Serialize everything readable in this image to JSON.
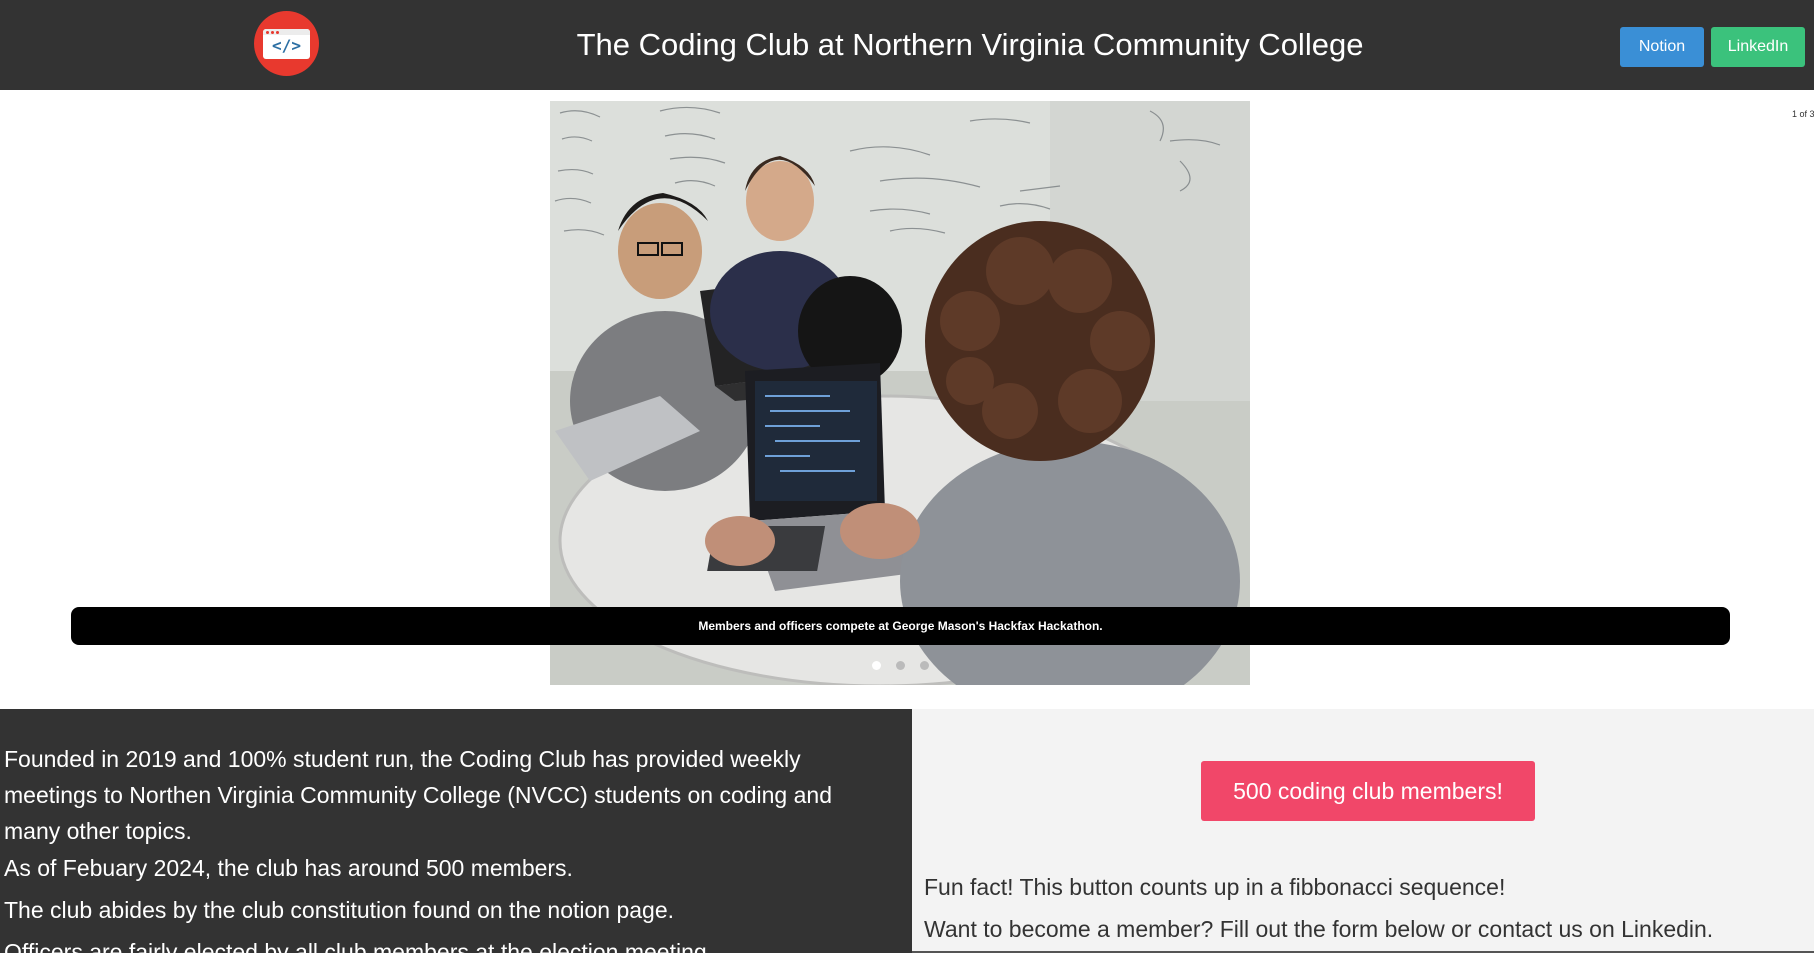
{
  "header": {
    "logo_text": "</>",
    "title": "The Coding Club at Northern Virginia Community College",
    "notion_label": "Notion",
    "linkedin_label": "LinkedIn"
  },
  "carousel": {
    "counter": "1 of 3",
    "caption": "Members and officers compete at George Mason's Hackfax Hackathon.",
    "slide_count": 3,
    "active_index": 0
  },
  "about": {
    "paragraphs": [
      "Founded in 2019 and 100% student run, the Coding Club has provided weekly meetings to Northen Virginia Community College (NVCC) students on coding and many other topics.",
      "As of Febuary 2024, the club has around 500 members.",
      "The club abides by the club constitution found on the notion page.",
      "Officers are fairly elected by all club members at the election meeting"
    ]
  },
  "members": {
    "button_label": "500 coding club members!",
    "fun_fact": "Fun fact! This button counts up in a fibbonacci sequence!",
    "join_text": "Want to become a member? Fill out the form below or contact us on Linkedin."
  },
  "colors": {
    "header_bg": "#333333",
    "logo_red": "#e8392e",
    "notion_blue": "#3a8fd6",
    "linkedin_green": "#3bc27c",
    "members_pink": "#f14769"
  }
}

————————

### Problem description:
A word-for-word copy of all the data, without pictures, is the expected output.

### Answer for the task:
Serialize everything readable in this image to JSON.
{
  "header": {
    "logo_text": "</>",
    "title": "The Coding Club at Northern Virginia Community College",
    "notion_label": "Notion",
    "linkedin_label": "LinkedIn"
  },
  "carousel": {
    "counter": "1 of 3",
    "caption": "Members and officers compete at George Mason's Hackfax Hackathon.",
    "slide_count": 3,
    "active_index": 0
  },
  "about": {
    "paragraphs": [
      "Founded in 2019 and 100% student run, the Coding Club has provided weekly meetings to Northen Virginia Community College (NVCC) students on coding and many other topics.",
      "As of Febuary 2024, the club has around 500 members.",
      "The club abides by the club constitution found on the notion page.",
      "Officers are fairly elected by all club members at the election meeting"
    ]
  },
  "members": {
    "button_label": "500 coding club members!",
    "fun_fact": "Fun fact! This button counts up in a fibbonacci sequence!",
    "join_text": "Want to become a member? Fill out the form below or contact us on Linkedin."
  },
  "colors": {
    "header_bg": "#333333",
    "logo_red": "#e8392e",
    "notion_blue": "#3a8fd6",
    "linkedin_green": "#3bc27c",
    "members_pink": "#f14769"
  }
}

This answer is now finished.